Most people want to consider a life of earning enough income for an active lifestyle into their 80’s. For most this is going to mean a 20 year investment timeframe, at the least. In the example above, the need to dip into the bank account to make up the shortfall in living costs will erode the bank balance until after around 26 years there is nothing left. For some people this is ok. They are prepared to accept that with careful control of expenditure, they will at least be able to meet their living costs into their 80’s (if you retired somewhere between 55 and 60). In Australia, there would most likely be some form of Age Pension entitlement that would kick in eventually, as the level of investment assets decreases below whatever are the relevant thresholds at the time. However, most people want a chance to do better than this.

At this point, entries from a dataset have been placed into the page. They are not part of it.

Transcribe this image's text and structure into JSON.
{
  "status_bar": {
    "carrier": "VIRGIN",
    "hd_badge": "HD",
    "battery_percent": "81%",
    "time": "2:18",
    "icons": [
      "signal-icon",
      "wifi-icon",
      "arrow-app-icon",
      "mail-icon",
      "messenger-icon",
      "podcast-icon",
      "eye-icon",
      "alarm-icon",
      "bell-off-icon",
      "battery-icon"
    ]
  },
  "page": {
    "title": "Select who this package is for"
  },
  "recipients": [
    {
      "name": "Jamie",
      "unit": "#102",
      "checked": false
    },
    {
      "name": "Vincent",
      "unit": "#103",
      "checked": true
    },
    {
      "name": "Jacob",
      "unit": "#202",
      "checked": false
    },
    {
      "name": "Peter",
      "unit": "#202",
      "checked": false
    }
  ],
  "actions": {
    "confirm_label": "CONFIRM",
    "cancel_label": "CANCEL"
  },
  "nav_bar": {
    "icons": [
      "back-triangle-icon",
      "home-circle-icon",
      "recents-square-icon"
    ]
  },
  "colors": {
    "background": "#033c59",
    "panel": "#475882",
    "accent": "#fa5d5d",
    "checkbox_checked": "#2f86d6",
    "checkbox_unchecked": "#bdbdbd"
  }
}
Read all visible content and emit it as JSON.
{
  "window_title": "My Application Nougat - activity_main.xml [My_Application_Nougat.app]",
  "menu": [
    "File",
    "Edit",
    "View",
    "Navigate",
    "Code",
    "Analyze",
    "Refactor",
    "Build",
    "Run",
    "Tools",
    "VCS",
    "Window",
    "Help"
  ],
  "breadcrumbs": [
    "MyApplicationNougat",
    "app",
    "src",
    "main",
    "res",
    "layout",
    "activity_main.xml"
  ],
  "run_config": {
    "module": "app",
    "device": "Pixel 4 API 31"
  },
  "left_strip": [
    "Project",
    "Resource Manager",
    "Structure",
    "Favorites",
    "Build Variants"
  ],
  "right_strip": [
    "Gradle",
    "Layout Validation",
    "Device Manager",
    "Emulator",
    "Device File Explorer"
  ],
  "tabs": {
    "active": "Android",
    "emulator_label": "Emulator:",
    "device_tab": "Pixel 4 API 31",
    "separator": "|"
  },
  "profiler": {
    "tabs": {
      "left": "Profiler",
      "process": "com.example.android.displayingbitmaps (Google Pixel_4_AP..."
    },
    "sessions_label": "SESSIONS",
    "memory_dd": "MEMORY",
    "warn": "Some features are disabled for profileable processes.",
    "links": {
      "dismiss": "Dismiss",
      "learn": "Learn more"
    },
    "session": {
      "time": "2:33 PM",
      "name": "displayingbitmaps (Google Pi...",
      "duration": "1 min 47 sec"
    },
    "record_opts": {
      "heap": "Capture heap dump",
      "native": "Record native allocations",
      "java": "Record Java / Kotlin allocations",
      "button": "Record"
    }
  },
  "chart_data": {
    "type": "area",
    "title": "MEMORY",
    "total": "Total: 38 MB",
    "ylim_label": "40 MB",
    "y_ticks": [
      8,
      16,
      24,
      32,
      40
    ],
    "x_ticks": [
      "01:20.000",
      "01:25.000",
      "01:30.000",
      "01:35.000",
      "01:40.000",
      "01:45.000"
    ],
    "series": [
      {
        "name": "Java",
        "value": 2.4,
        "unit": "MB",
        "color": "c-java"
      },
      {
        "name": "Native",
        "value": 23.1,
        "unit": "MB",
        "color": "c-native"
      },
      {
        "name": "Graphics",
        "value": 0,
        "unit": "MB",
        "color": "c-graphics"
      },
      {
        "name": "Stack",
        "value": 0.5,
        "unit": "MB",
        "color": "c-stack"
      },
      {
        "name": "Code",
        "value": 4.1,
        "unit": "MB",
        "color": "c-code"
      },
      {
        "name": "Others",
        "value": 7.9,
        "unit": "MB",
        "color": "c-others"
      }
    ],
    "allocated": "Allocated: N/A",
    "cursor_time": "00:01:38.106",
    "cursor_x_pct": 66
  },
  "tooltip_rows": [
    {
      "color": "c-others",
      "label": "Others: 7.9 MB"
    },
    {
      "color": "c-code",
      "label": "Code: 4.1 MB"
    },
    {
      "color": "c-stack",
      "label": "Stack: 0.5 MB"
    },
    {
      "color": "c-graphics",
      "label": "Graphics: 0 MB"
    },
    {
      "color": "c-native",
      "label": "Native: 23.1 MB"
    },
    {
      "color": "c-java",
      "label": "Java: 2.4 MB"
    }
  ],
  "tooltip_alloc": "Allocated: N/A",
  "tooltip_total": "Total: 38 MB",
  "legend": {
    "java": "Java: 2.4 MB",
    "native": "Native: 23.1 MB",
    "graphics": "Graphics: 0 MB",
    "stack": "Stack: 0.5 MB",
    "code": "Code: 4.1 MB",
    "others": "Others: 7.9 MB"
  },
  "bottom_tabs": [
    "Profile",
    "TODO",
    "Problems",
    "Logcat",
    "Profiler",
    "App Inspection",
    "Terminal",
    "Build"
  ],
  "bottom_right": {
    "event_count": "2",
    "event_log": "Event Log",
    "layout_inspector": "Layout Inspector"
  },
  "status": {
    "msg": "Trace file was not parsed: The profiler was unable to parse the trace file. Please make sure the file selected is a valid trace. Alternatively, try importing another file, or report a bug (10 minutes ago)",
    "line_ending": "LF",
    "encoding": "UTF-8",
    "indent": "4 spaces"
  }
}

So let’s say the individual with $622,222 now wants to find a higher rate of return. How about moving just a little further up the risk slope and searching out term deposits? One year term deposits are currently paying 6.5% for amounts over $250,000. This means our person with $622,222 can now earn $40,444 a year. If they keep their spending to the equivalent of $28,000 today then they are able to increase their bank account by $12,444 in the first year. This extra 2% is helpful but our investor is still 1.1% shy of the inflation rate, which means they will eventually need to eat into capital to meet their ongoing income needs. Let’s assume the differential continues for the entire 10 years we looked at previously. The term deposit person is better off than the cash person but still does not have enough to live on without dipping into their capital or reducing their lifestyle – and we are starting from the Age Pension level, so there is not a lot of room to reduce costs. However, this person (assuming all other variables stay the same) has enough income to meet living costs the equivalent of $28,000 today for around 38 years before the money is completely gone. If you retire at 55 that takes you to 93, so that has to be a reasonable outcome.

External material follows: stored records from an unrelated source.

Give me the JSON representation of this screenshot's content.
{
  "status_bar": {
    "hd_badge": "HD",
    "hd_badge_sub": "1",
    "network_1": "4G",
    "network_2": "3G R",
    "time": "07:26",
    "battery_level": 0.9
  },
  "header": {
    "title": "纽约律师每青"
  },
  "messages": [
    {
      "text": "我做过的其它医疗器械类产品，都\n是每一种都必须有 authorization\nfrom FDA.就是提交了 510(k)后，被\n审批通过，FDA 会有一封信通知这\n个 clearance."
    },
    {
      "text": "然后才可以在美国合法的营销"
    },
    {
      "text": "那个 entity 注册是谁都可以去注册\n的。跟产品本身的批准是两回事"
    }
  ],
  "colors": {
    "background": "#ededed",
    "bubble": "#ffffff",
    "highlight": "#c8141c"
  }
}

The negative to this is that term deposits are currently offering one of the highest premiums over cash seen for a long time. This is because of the banks’ competition for deposits to reduce reliance on offshore borrowings. Whether this continues or not is open to debate.
Let’s get back to the risk/return profile business. IF you can earn 6.5% instead of 4.5% then to obtain your $28,000 in todays money and account for 3.1%pa inflation then you only need capital of about $500,000 for your money to last for 26 years. In other words, you can have the same lifestyle as the person earning 4.5% but with $122,222 less capital.

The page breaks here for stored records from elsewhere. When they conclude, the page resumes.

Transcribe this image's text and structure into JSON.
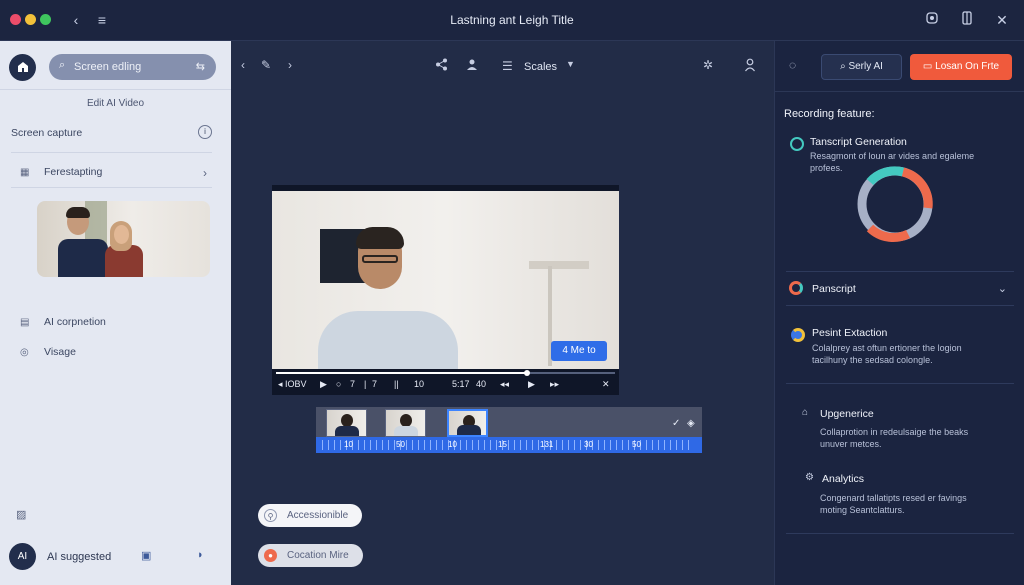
{
  "window": {
    "title": "Lastning ant Leigh Title"
  },
  "sidebar": {
    "search_placeholder": "Screen edling",
    "subtitle": "Edit AI Video",
    "screen_capture": "Screen capture",
    "folder_item": "Ferestapting",
    "nav": [
      {
        "label": "AI corpnetion",
        "icon": "ai-chip-icon"
      },
      {
        "label": "Visage",
        "icon": "visage-icon"
      }
    ],
    "user_label": "AI suggested",
    "avatar_initials": "AI"
  },
  "toolbar": {
    "scales_label": "Scales"
  },
  "player": {
    "button_label": "4 Me to",
    "progress": 0.74,
    "controls": [
      {
        "label": "◂ IOBV",
        "icon": "rewind-icon"
      },
      {
        "label": "▶",
        "icon": "play-icon"
      },
      {
        "label": "○",
        "icon": "loop-icon"
      },
      {
        "label": "7",
        "icon": "counter-icon"
      },
      {
        "label": "|",
        "icon": "divider-icon"
      },
      {
        "label": "7",
        "icon": "counter-icon"
      },
      {
        "label": "||",
        "icon": "split-icon"
      },
      {
        "label": "10",
        "icon": "counter-icon"
      },
      {
        "label": "5:17",
        "icon": "time-icon"
      },
      {
        "label": "40",
        "icon": "counter-icon"
      },
      {
        "label": "◂◂",
        "icon": "back-icon"
      },
      {
        "label": "▶",
        "icon": "play-icon"
      },
      {
        "label": "▸▸",
        "icon": "forward-icon"
      },
      {
        "label": "✕",
        "icon": "close-icon"
      }
    ]
  },
  "timeline": {
    "ruler": [
      "10",
      "50",
      "10",
      "15",
      "131",
      "30",
      "50"
    ]
  },
  "pills": {
    "accessibility": "Accessionible",
    "location": "Cocation Mire"
  },
  "right_panel": {
    "btn_ai": "Serly AI",
    "btn_login": "Losan On Frte",
    "heading": "Recording feature:",
    "features": [
      {
        "title": "Tanscript Generation",
        "desc": "Resagmont of loun ar vides and egaleme profees."
      },
      {
        "title": "Panscript",
        "desc": ""
      },
      {
        "title": "Pesint Extaction",
        "desc": "Colalprey ast oftun ertioner the logion tacilhuny the sedsad colongle."
      },
      {
        "title": "Upgenerice",
        "desc": "Collaprotion in redeulsaige the beaks unuver metces."
      },
      {
        "title": "Analytics",
        "desc": "Congenard tallatipts resed er favings moting Seantclatturs."
      }
    ]
  },
  "colors": {
    "accent_orange": "#f05a3c",
    "accent_blue": "#2f6de8",
    "dark_bg": "#1d2740",
    "ring_teal": "#44c9c0",
    "ring_orange": "#ee6a4c",
    "ring_grey": "#a7b0c6"
  }
}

This is a good example of how a few extra percent can make a big difference to your long term objectives.
To recap – a person who accepts a higher level of risk has, in this case, a better chance of achieving their preferred outcomes.
Warnings to be considered include :
- Potential “break costs” if you find you need to access term deposit money early
- Rapidly increasing interest rates reducing the comparative value of your term deposits verus simle cash
- The security of the underlying institutions. This is one of the most difficult areas for any person to deal with – and it doesn’t matter if you have a degree in Finance, Engineering, Medicine or Fine Art… you simply are not going to be able to make “sensible” decisions on relative risk between major institutions (such as Australia’s “Big Four” banks) as the scope of issues that are implied by the term “risk” simply fail to work when looking at institutions in this way. Feel free to argue this one with me. Before doing so, please prepare a comprehensive summary of the relative strengths and weaknesses of Commonwealth Bank versus ANZ Bank, specifically as they relate to the security of my banking deposit. Rest assured that i will read any such essay with particular glee.
We will look at the risk and return relationship quite a bit over the coming months. Feel free to comment or criticise.